> Directions for this task
Repeat the data below exactly. Include each line.
______
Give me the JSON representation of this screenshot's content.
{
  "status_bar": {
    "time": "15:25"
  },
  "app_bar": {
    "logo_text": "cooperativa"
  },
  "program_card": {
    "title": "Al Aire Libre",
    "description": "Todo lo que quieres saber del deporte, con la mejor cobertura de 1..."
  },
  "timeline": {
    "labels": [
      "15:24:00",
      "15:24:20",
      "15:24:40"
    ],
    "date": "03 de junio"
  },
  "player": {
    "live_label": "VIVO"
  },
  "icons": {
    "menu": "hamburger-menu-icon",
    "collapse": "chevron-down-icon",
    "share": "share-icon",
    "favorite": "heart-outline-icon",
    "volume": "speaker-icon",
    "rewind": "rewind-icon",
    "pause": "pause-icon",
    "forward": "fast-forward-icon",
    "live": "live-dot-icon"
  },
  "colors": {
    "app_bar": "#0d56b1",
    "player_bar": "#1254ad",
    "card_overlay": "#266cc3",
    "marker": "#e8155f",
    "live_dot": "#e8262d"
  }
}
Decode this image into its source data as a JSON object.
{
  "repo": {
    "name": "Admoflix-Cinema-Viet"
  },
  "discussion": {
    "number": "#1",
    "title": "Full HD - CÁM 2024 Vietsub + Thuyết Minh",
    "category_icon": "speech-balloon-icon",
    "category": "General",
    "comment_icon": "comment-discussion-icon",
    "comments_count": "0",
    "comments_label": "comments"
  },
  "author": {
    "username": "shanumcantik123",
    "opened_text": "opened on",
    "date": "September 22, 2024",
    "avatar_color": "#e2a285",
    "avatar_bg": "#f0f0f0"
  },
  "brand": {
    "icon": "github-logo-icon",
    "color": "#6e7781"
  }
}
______
> Reply
Give me the JSON representation of this screenshot's content.
{
  "status_bar": {
    "time": "15:25"
  },
  "app_bar": {
    "logo_text": "cooperativa"
  },
  "program_card": {
    "title": "Al Aire Libre",
    "description": "Todo lo que quieres saber del deporte, con la mejor cobertura de 1..."
  },
  "timeline": {
    "labels": [
      "15:24:00",
      "15:24:20",
      "15:24:40"
    ],
    "date": "03 de junio"
  },
  "player": {
    "live_label": "VIVO"
  },
  "icons": {
    "menu": "hamburger-menu-icon",
    "collapse": "chevron-down-icon",
    "share": "share-icon",
    "favorite": "heart-outline-icon",
    "volume": "speaker-icon",
    "rewind": "rewind-icon",
    "pause": "pause-icon",
    "forward": "fast-forward-icon",
    "live": "live-dot-icon"
  },
  "colors": {
    "app_bar": "#0d56b1",
    "player_bar": "#1254ad",
    "card_overlay": "#266cc3",
    "marker": "#e8155f",
    "live_dot": "#e8262d"
  }
}
Decode this image into its source data as a JSON object.
{
  "repo": {
    "name": "Admoflix-Cinema-Viet"
  },
  "discussion": {
    "number": "#1",
    "title": "Full HD - CÁM 2024 Vietsub + Thuyết Minh",
    "category_icon": "speech-balloon-icon",
    "category": "General",
    "comment_icon": "comment-discussion-icon",
    "comments_count": "0",
    "comments_label": "comments"
  },
  "author": {
    "username": "shanumcantik123",
    "opened_text": "opened on",
    "date": "September 22, 2024",
    "avatar_color": "#e2a285",
    "avatar_bg": "#f0f0f0"
  },
  "brand": {
    "icon": "github-logo-icon",
    "color": "#6e7781"
  }
}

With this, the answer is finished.